[EXERCISE DESCRIPTION]: Report the count of lines in the records below that hold the word "note", omitting everything but the number.

[DATA RECORDS]:

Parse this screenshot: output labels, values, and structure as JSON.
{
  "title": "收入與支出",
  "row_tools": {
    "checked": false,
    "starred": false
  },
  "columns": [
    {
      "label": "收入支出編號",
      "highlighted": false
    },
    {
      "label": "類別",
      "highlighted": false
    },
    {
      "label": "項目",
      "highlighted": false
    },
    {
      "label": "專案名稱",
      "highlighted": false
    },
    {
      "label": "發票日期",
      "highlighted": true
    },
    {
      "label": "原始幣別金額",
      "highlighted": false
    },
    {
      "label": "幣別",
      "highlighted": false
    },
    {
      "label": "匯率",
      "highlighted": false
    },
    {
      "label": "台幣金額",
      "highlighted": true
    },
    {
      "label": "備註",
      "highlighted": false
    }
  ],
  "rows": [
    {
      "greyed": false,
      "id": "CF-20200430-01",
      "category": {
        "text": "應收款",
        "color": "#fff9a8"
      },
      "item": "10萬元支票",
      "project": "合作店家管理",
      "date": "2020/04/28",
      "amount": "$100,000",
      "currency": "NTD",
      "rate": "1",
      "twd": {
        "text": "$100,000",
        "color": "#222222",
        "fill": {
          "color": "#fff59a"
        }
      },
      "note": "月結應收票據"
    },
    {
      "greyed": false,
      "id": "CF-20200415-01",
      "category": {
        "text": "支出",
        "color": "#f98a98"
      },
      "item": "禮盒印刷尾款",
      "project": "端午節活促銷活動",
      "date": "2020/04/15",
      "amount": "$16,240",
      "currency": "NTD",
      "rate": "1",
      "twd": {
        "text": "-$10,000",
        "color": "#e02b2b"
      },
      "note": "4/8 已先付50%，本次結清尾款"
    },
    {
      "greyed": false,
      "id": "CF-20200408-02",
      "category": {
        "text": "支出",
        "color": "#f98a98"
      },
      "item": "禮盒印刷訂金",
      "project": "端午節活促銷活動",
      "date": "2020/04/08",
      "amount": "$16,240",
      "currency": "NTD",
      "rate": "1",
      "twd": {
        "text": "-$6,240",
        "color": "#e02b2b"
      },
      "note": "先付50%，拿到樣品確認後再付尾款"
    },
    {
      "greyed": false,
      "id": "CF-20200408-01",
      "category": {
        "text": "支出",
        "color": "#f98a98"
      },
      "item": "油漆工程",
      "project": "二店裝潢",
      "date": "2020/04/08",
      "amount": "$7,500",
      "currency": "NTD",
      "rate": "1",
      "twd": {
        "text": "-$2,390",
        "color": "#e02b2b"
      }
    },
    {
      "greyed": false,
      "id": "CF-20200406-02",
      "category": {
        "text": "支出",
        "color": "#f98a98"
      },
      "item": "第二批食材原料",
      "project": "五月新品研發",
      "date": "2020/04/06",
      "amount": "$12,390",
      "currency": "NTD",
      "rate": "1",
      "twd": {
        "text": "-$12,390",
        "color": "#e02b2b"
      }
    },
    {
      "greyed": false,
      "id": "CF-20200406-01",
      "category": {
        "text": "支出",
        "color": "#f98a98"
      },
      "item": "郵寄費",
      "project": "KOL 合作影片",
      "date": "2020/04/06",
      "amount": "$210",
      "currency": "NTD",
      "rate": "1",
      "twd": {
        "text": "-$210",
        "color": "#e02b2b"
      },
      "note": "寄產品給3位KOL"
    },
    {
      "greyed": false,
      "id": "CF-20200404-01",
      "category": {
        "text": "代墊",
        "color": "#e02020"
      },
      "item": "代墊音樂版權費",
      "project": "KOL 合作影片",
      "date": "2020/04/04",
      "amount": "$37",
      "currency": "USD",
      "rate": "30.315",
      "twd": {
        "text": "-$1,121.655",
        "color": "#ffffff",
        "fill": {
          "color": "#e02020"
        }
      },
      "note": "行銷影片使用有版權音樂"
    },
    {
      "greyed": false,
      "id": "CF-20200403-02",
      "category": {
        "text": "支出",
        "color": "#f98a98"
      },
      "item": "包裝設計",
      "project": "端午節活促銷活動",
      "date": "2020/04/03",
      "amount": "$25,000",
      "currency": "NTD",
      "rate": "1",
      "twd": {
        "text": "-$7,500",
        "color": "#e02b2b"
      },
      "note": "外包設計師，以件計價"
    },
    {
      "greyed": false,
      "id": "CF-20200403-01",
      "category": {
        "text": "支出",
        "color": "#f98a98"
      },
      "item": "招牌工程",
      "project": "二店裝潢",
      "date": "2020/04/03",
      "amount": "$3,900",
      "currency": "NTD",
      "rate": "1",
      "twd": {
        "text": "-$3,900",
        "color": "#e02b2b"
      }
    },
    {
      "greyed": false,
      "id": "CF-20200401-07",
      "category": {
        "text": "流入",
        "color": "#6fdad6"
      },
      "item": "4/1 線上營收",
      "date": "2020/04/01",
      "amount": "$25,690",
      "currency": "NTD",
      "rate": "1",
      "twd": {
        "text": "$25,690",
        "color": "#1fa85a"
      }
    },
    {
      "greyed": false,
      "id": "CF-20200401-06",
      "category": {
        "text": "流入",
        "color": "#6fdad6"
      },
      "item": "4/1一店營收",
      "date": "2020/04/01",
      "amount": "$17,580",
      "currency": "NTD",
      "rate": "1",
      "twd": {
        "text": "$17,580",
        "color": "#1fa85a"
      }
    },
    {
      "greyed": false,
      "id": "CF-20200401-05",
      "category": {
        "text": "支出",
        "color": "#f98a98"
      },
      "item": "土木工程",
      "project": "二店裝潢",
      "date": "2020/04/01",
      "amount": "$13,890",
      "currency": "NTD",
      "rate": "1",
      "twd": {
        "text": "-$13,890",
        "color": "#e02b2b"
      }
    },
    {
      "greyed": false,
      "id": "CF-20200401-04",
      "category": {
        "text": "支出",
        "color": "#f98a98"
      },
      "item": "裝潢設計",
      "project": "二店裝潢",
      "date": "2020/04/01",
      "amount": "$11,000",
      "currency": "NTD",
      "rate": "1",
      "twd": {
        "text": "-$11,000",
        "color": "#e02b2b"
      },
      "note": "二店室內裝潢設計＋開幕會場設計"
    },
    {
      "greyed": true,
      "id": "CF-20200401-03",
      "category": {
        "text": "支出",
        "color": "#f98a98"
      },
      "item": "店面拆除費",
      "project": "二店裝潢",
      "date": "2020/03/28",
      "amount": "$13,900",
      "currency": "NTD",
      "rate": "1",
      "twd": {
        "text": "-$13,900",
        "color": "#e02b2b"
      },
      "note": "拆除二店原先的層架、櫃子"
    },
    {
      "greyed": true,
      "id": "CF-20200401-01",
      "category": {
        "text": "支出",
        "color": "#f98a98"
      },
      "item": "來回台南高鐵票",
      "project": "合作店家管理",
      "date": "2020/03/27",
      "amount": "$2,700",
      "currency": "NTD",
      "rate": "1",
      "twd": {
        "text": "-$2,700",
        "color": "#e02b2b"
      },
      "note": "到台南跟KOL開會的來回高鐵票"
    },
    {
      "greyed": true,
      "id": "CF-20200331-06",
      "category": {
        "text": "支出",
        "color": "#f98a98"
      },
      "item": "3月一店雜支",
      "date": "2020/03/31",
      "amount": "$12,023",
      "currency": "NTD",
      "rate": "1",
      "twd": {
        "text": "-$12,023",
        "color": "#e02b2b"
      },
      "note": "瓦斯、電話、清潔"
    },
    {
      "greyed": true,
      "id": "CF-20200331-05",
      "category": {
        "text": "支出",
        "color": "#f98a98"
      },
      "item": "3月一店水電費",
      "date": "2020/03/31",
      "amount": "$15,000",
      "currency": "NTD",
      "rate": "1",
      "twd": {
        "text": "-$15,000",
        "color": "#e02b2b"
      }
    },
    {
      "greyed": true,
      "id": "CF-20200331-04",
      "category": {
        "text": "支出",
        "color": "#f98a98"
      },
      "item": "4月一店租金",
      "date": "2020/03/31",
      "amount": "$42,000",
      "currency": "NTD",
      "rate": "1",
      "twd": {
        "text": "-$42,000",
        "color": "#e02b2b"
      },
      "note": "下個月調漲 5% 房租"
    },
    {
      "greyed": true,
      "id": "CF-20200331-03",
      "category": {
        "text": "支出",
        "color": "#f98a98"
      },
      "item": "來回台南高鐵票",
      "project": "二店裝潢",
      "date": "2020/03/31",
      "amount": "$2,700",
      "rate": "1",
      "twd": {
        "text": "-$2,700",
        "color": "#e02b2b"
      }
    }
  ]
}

[ANSWER FOR THIS EXERCISE]: 11